Communication devices enable children with disabilities
An interdisciplinary group of Northeastern University students and faculty have combined their knowledge of engineering and physical therapy to design, develop, and then deliver two low-cost communication devices to disabled children living at a pair of orphanages in Ecuador.
Undergrads in Northeastern's Enabling Engineering student group created a so-called communication button and an iPad touchscreen guard, both of which allow kids with cognitive and physical disabilities to more effectively interact with their caretakers. Physical therapy students then delivered the devices to kids living at the For His Children Orphanage, which runs residential care facilities in Quito and Latacunga. The students showed up during spring break, administering therapy to young patients as part of a yearlong capstone course led by physical therapy associate professor Lorna Hayward.
"By linking up the expertise of faculty and students in different colleges, we can inspire our students, help those in need, and build great and relevant projects," said Waleed Meleis, an associate professor in the Department of Electrical and Computer Engineering who serves as the faculty adviser for the Enabling Engineering student group. "We're happy to design for individuals because we design for people who aren't part of the mass market."
In the past year, he said, more than 50 students, faculty advisers, design mentors, and community partners have worked together to tackle some 20 projects. The touchscreen guard project grew out of a problem-solving meeting between six Northeastern engineering students and instructors at the South Shore Educational Collaborative, a Hingham, Massachusetts-based facility that provides education, counseling, and therapeutic services to approximately 350 people with moderate to intense physical and medical challenges.
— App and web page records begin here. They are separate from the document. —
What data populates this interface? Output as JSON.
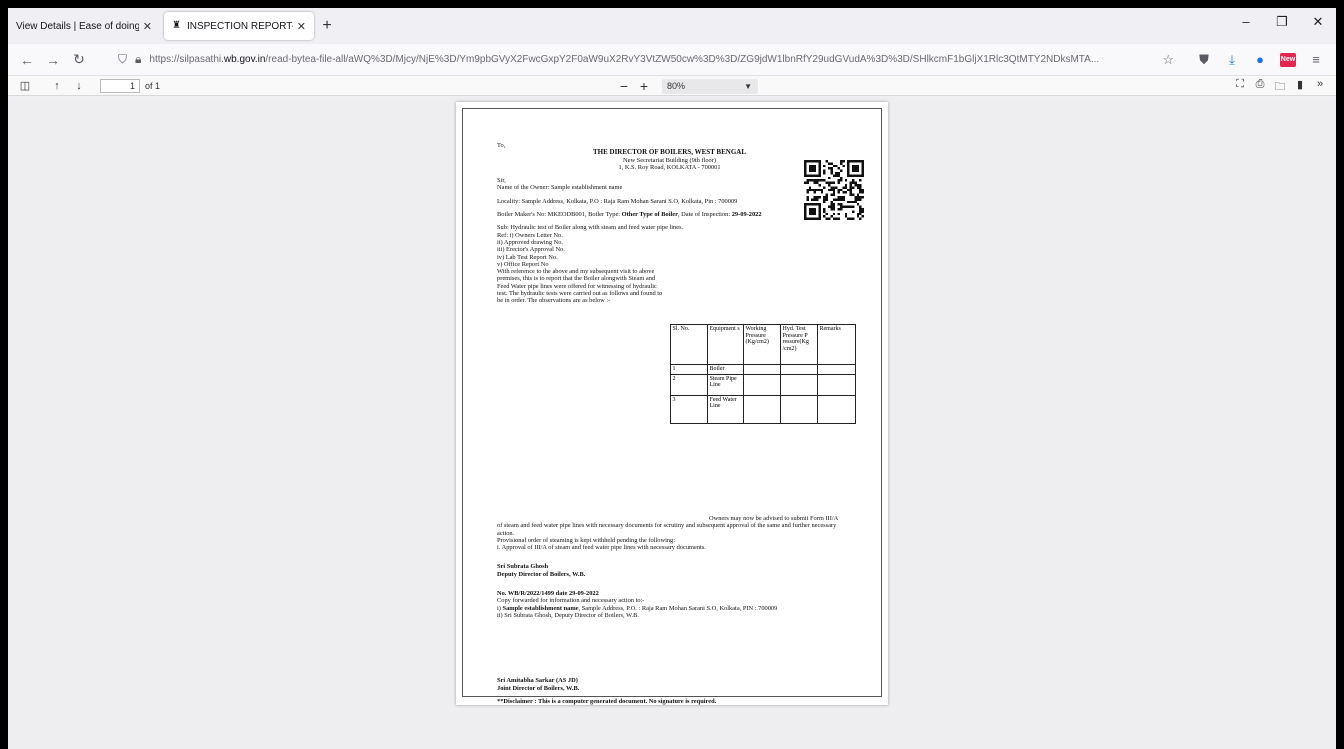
{
  "tabs": [
    {
      "title": "View Details | Ease of doing business",
      "active": false
    },
    {
      "title": "INSPECTION REPORT--Hydraulic",
      "active": true
    }
  ],
  "window_controls": {
    "minimize": "–",
    "restore": "❐",
    "close": "✕"
  },
  "nav": {
    "url_prefix": "https://silpasathi.",
    "url_host": "wb.gov.in",
    "url_rest": "/read-bytea-file-all/aWQ%3D/Mjcy/NjE%3D/Ym9pbGVyX2FwcGxpY2F0aW9uX2RvY3VtZW50cw%3D%3D/ZG9jdW1lbnRfY29udGVudA%3D%3D/SHlkcmF1bGljX1Rlc3QtMTY2NDksMTA..."
  },
  "pdf_toolbar": {
    "page_current": "1",
    "page_total": "of 1",
    "zoom": "80%"
  },
  "document": {
    "to": "To,",
    "director_title": "THE DIRECTOR OF BOILERS, WEST BENGAL",
    "address1": "New Secretariat Building (9th floor)",
    "address2": "1, K.S. Roy Road, KOLKATA - 700001",
    "sir": "Sir,",
    "owner_line": "Name of the Owner: Sample establishment name",
    "locality": "Locality: Sample Address, Kolkata, P.O : Raja Ram Mohan Sarani S.O, Kolkata, Pin : 700009",
    "maker_prefix": "Boiler Maker's No: MKEODB001,  Boiler Type: ",
    "boiler_type": "Other Type of Boiler",
    "inspection_prefix": ",  Date of Inspection: ",
    "inspection_date": "29-09-2022",
    "sub": "Sub: Hydraulic test of Boiler along with steam and feed water pipe lines.",
    "ref_lines": [
      "Ref: i) Owners Letter No.",
      "ii) Approved drawing No.",
      "iii) Erector's Approval No.",
      "iv) Lab Test Report No.",
      "v) Office Report No"
    ],
    "para1": "With reference to the above and my subsequent visit to above premises, this is to report that the Boiler alongwith Steam and Feed Water pipe lines were offered for witnessing of hydraulic test. The hydraulic tests were carried out as follows and found to be in order. The observations are as below :-",
    "table_headers": [
      "Sl. No.",
      "Equipment s",
      "Working Pressure (Kg/cm2)",
      "Hyd. Test Pressure P ressure(Kg /cm2)",
      "Remarks"
    ],
    "table_rows": [
      [
        "1",
        "Boiler",
        "",
        "",
        ""
      ],
      [
        "2",
        "Steam Pipe Line",
        "",
        "",
        ""
      ],
      [
        "3",
        "Feed Water Line",
        "",
        "",
        ""
      ]
    ],
    "para2": "Owners may now be advised to submit Form III/A of steam and feed water pipe lines with necessary documents for scrutiny and subsequent approval of the same and further necessary action.",
    "provisional": "Provisional order of steaming is kept withheld pending the following:",
    "approval": "i. Approval of III/A of steam and feed water pipe lines with necessary documents.",
    "sign1_name": "Sri Subrata Ghosh",
    "sign1_title": "Deputy Director of Boilers, W.B.",
    "ref_no": "No. WB/R/2022/1499 date 29-09-2022",
    "copy_fwd": "Copy forwarded for information and necessary action to:-",
    "copy1_bold": "Sample establishment name",
    "copy1_rest": ", Sample Address, P.O. : Raja Ram Mohan Sarani S.O, Kolkata, PIN : 700009",
    "copy1_prefix": "i) ",
    "copy2": "ii) Sri Subrata Ghosh, Deputy Director of Boilers, W.B.",
    "sign2_name": "Sri Amitabha Sarkar (AS JD)",
    "sign2_title": "Joint Director of Boilers, W.B.",
    "disclaimer": "**Disclaimer : This is a computer generated document. No signature is required."
  }
}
The problem, instructors told the students, was that children with developmental delays had trouble pressing the correct buttons on their iPad screens, particularly when using the GoTalk Now app, a communication tool for people who have difficulty speaking. The solution, both parties agreed, was to design a customizable iPad cover that made it easier for children to select the correct items on their educational software.
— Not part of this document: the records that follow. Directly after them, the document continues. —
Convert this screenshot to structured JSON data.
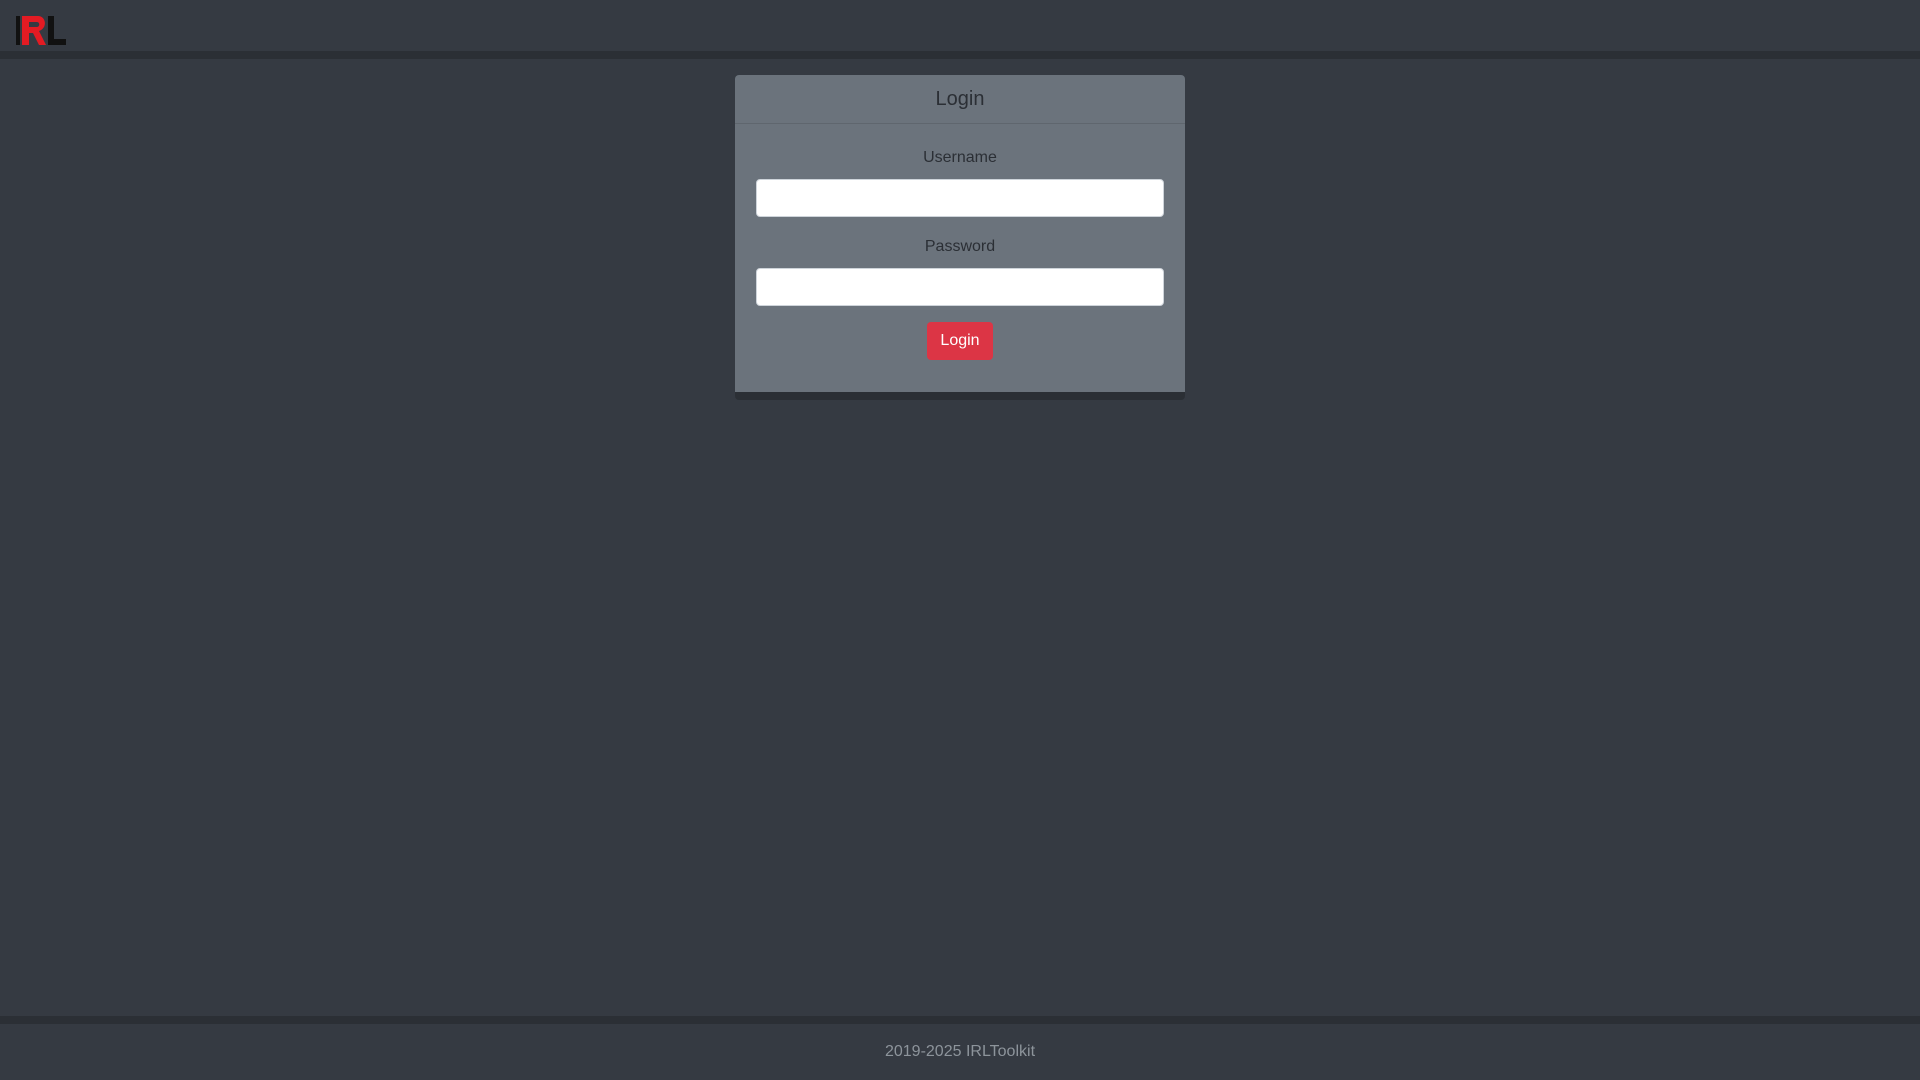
{
  "header": {
    "logo_icon": "irl-logo-icon",
    "logo_text": "IRL"
  },
  "login": {
    "title": "Login",
    "username_label": "Username",
    "username_value": "",
    "password_label": "Password",
    "password_value": "",
    "submit_label": "Login"
  },
  "footer": {
    "text": "2019-2025 IRLToolkit"
  },
  "colors": {
    "background": "#353a42",
    "border": "#2b2f35",
    "card": "#6b737c",
    "accent": "#dc3545",
    "logo_red": "#e31b23"
  }
}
The engineers-in-training got to work, creating iteration after iteration of the device under the guidance of industry mentor Paul Sabin, the principal of the design firm Fikst. The final prototype, which the students delivered to the residential facility in January, comprised a 3D-printed case and a clear plastic screen guard including four holes to guide users' button pushing. The screen guard slides onto the case, which holds the iPad.
The device delivered to children in Ecuador included four-hole, six-hole, and nine-hole models, making it easy for any of the kids to correctly use the GoTalk Now app. "They were custom-fit," said Hayward, who's been running the alternative spring break trip to the Ecuadorian orphanages for eight consecutive years. "One girl was unbelievable," she added. "She picked it up so quickly and was making jokes with the app."
The communication button, she noted, derived from her students' pre-trip needs assessment of the orphanage's children. One child—a 4-year-old with autism who is nonverbal and partially blind—was in particular need of an effective way to communicate with his instructors, who found him rather challenging.
The device—which runs on a nine-volt battery and is modeled after the Staples Easy Button—solves that problem, allowing him to effectively communicate with his caretakers. All he must do is press the button, bright blue, bumpy, and mounted to a wall at eye-level, and wait for one of his instructors to heed the pre-recorded command, which issues forth from an implanted recordable sound module and amplifier. "Outside," it might say, or "I have to use the bathroom."
Instructors can record a new word or phrase at any time, but the device is presently designed to play back only the most recently recorded utterance. "We wanted to make the button as simplistic as possible, so that it wouldn't break," explained Marina Eaves, E'18, one of three students who helped design the device. "The parts are easy to replace and everything is built to last."
The interdisciplinary collaboration between the engineering students and their physical therapy peers, she said, proved especially useful in the project's prototyping phase. The button's bumps, she explained, would never have become part of the device's design had physical therapy students not brought up the extent to which visually-impaired people rely on touch. "Working across boundaries was really great because it gave us a different perspective on what we were building," she said. "The physical therapy students knew things about the end-users that we didn't know."
Meleis noted that the Enabling Engineering group wants to refine—and ultimately commercialize—both devices. And he and Hayward, he said, are currently working to design a joint course for engineering and physical therapy students alike. "Students are craving interdisciplinary experiences," he explained, "and they want to feel like what they're studying is having a true impact on people's lives."
The students that contributed to the project, whether in the design or implementation phase, found that the experience had transformed their career ambitions. Samantha Bell, E'18, who helped to design both devices, discovered her passion for product development and then lined up a co-op with Columbia Tech, the Westborough, Massachusetts-based firm. "I like to make things," she said, "and I love to help people."
Nick Mangone, BHS'16, helped program the iPads for the orphanage's children, and then spent the next several days administering physical therapy and watching them enjoy their new communication tools. "I'd definitely be interested in working in the pediatric setting," he said. "It's very rewarding to be able to do something that allows someone to be independent and see how happy it makes them."